The fact that these requests are happening out of public view also prevents users from understanding how government agencies are seeking to censor them, and provides no recourse for them to challenge it. “From a company-centric perspective there’s potentially a lot of benefit to having people with expertise, including law enforcement, know about material you want to take down from your service,” said Llansó. “From a user-centric perspective it’s an entirely different story.”
In the U.K., where the Met’s IRU has focused on drill music specifically, these referrals may also disproportionately target Black communities engaged in entirely legal speech. “It's so subjective,” said Paige Collings, a senior speech and privacy activist at EFF, who recently wrote about the fraught relationship between the London Police and YouTube. “It's really racially oriented, racially driven.” Collings points to the widespread use of rap music in court as evidence of a “much wider structural issue” of police attempting to use songs as evidence. “It's not a testimony or evidence of crimes,” Collings said. “[Songs] are artistic expressions.”

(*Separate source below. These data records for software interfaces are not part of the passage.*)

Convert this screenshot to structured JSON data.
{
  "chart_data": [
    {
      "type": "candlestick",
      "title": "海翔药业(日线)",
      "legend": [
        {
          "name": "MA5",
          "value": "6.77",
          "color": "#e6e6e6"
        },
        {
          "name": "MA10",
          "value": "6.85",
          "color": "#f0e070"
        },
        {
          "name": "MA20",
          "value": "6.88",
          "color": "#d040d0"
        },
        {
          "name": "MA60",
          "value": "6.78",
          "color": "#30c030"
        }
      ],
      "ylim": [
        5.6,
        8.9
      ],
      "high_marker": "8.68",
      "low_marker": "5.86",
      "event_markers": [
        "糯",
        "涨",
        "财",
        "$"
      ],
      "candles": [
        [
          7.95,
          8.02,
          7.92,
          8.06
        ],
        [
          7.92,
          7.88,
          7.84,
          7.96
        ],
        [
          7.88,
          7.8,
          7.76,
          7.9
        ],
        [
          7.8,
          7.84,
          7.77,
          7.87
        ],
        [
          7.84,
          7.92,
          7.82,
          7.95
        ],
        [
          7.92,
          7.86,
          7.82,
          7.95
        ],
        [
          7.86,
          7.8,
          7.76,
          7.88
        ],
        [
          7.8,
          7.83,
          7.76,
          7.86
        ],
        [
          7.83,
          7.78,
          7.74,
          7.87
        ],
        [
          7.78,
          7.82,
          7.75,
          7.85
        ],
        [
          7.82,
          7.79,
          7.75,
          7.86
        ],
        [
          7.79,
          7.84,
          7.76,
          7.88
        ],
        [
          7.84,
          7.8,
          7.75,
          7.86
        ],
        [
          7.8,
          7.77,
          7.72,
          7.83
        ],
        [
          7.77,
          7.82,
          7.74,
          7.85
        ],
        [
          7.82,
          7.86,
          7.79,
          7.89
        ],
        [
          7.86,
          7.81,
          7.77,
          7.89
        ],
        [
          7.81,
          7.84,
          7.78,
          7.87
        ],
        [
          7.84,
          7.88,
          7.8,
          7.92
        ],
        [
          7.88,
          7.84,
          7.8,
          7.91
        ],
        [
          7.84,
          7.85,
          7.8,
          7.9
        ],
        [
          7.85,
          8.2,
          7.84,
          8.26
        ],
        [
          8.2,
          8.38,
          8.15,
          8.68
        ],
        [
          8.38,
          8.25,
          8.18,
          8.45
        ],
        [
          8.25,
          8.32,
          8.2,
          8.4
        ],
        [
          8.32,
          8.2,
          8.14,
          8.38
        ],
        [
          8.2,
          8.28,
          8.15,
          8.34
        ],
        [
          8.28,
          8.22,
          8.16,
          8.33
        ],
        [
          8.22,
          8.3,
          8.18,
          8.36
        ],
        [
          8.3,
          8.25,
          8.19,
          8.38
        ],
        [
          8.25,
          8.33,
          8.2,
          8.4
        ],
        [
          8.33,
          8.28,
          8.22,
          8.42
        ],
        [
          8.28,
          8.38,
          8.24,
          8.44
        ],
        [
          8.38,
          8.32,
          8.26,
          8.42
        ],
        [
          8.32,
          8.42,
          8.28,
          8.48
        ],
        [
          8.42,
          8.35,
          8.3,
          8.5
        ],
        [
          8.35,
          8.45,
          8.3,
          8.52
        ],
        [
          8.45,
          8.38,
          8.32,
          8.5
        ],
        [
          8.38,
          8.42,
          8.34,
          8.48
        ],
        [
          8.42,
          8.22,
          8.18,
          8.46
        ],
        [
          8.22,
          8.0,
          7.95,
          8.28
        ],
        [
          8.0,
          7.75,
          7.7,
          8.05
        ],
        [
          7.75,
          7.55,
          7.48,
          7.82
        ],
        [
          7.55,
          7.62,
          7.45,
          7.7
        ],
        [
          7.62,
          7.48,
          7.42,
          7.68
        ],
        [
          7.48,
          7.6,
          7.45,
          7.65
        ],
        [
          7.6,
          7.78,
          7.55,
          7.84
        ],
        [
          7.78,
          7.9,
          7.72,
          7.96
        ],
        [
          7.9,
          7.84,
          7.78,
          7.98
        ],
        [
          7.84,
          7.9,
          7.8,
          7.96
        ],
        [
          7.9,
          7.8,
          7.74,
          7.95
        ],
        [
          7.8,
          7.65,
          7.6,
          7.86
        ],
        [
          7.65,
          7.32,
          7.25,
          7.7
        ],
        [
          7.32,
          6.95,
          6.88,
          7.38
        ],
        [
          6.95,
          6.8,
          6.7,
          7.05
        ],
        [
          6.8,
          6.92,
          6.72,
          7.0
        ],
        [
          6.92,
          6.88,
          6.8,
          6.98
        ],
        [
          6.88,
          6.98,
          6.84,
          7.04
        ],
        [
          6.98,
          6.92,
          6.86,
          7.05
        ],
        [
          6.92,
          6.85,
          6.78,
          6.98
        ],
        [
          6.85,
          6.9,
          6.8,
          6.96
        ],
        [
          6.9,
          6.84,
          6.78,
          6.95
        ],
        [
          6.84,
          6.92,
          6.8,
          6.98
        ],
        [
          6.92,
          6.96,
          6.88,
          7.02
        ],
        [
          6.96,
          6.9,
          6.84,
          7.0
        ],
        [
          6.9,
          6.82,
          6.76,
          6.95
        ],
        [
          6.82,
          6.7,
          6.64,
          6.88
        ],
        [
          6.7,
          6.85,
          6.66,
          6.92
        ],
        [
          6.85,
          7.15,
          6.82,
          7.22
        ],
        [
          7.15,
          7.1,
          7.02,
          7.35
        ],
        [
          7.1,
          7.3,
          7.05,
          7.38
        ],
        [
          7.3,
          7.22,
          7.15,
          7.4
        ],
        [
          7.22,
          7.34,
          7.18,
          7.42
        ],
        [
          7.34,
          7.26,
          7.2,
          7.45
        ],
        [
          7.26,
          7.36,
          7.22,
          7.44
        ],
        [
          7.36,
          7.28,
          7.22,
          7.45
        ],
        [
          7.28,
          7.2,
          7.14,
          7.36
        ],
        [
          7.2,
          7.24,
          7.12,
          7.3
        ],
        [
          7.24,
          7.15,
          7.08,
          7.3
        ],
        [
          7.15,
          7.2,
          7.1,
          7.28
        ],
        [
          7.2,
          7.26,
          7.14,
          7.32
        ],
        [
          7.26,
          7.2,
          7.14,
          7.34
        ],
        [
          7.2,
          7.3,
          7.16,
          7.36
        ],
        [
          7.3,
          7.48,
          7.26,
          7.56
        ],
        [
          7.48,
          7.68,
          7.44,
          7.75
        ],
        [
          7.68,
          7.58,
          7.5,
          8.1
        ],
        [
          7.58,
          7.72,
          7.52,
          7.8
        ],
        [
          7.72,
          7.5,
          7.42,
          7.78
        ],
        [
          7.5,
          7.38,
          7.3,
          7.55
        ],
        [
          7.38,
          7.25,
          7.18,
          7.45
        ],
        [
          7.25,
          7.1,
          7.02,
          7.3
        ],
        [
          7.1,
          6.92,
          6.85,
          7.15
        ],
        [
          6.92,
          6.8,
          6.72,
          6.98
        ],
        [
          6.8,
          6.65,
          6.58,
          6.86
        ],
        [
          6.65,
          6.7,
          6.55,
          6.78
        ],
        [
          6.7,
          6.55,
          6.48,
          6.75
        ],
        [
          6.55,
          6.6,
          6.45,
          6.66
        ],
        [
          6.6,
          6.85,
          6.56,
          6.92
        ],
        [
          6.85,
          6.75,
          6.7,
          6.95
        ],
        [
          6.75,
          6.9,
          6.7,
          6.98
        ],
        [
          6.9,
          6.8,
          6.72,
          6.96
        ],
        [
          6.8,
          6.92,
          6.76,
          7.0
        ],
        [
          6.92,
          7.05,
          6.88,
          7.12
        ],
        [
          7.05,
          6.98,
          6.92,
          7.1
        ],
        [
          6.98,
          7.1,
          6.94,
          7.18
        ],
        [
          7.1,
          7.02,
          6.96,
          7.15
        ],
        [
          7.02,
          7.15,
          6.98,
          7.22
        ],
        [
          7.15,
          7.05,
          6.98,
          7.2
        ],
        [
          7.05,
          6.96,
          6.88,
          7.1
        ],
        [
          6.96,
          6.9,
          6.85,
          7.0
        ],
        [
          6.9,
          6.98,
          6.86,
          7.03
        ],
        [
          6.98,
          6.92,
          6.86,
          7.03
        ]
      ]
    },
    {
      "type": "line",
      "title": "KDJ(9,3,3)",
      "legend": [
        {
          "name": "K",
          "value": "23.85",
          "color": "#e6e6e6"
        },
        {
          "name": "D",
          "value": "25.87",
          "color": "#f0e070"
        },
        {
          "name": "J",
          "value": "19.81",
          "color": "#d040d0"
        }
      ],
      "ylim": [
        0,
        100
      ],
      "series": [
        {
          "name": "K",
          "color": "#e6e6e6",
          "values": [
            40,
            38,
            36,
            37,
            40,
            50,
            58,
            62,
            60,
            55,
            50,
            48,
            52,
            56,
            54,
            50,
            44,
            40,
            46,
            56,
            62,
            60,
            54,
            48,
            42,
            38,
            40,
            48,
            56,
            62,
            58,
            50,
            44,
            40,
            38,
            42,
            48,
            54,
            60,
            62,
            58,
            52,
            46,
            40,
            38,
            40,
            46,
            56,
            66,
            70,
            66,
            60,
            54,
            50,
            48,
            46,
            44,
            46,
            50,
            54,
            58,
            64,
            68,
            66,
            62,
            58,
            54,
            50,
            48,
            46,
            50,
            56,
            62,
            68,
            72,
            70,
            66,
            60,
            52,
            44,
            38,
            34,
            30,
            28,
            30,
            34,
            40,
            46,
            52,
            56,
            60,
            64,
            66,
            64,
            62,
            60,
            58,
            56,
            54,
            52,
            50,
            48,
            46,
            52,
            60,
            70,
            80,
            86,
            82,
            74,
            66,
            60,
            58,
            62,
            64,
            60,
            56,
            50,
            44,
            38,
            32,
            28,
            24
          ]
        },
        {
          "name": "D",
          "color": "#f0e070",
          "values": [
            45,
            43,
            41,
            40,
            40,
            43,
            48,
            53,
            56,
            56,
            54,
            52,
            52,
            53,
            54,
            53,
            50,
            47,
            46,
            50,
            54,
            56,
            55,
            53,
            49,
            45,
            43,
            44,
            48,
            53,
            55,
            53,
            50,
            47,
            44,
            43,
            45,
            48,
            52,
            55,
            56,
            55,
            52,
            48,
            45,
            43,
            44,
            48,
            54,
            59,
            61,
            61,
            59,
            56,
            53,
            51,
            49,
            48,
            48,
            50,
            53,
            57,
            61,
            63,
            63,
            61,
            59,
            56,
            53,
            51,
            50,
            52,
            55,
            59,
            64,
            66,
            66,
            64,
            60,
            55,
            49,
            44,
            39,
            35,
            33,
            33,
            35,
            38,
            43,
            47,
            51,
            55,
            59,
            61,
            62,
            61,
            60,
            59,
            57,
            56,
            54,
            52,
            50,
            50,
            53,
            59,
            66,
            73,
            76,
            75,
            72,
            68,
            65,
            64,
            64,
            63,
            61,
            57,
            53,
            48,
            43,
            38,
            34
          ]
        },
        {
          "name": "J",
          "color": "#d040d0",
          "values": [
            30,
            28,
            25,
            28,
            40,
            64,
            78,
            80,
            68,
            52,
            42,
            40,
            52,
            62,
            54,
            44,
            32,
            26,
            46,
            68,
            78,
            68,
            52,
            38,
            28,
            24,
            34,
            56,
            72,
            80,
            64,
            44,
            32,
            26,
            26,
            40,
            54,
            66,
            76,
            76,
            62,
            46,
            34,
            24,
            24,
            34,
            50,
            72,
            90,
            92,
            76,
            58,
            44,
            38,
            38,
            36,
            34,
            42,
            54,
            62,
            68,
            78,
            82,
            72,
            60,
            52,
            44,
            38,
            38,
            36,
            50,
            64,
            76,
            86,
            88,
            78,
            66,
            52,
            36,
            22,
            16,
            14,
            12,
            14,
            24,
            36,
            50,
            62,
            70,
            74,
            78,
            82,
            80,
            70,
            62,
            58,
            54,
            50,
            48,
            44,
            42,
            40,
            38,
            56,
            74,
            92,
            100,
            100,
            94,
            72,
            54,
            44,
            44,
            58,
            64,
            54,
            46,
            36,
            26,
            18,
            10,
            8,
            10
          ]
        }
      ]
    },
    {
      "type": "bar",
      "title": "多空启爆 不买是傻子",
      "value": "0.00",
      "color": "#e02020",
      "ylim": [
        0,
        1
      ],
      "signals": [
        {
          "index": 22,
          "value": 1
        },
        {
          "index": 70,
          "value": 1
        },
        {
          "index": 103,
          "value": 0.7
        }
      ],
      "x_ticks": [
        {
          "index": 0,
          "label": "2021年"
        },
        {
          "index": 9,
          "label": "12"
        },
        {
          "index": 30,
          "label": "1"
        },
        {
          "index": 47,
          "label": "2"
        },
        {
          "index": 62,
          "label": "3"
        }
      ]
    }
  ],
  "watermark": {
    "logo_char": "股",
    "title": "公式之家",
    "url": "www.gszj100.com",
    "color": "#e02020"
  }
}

Both CDT and the ACLU are calling on the board to urge Meta to notify users when their content is removed in response to a law enforcement request, and to publish detailed reports about these takedowns. Collings also believes platforms should publish examples of the content that’s being removed and list the formal and informal relationships it has with law enforcement units.
The ACLU and Keller also recommended that Meta be more discerning about which law enforcement agencies it trusts and refuse fast-track reporting channels to IRUs that make bad faith or inaccurate referrals. The Internet Archive has, in the past, called out IRUs for making faulty referrals, including the French IRU, which the Internet Archive said improperly flagged over 500 URLs as terrorist propaganda in 2019. “Governments should have, and maybe do have, an obligation to not be so sloppy about this,” Keller said.
While the board’s recommendations aren’t binding, the fact that Meta referred this case to the board at all suggests that the company is looking for help — or at least, backup — as it decides how to handle such requests in the future. And the volume of requests could soon increase. Under Europe’s Digital Services Act, platforms must have “trusted flagger” programs, like the one YouTube already runs, which allows law enforcement agencies and other public and private entities to refer content for removal.
For Meta and other companies operating in Europe, figuring out how to deal with this potential uptick in referrals without stifling users’ ability to speak freely is becoming increasingly urgent, Llansó said. The board’s recommendations stand to give Meta cover for changes it may have wanted to make anyway. “This case could be a way for [Meta] to get the fact that this is happening out on the record,” said Llansó. “If Facebook does want to roll out more transparency, they could use some political backing for that.”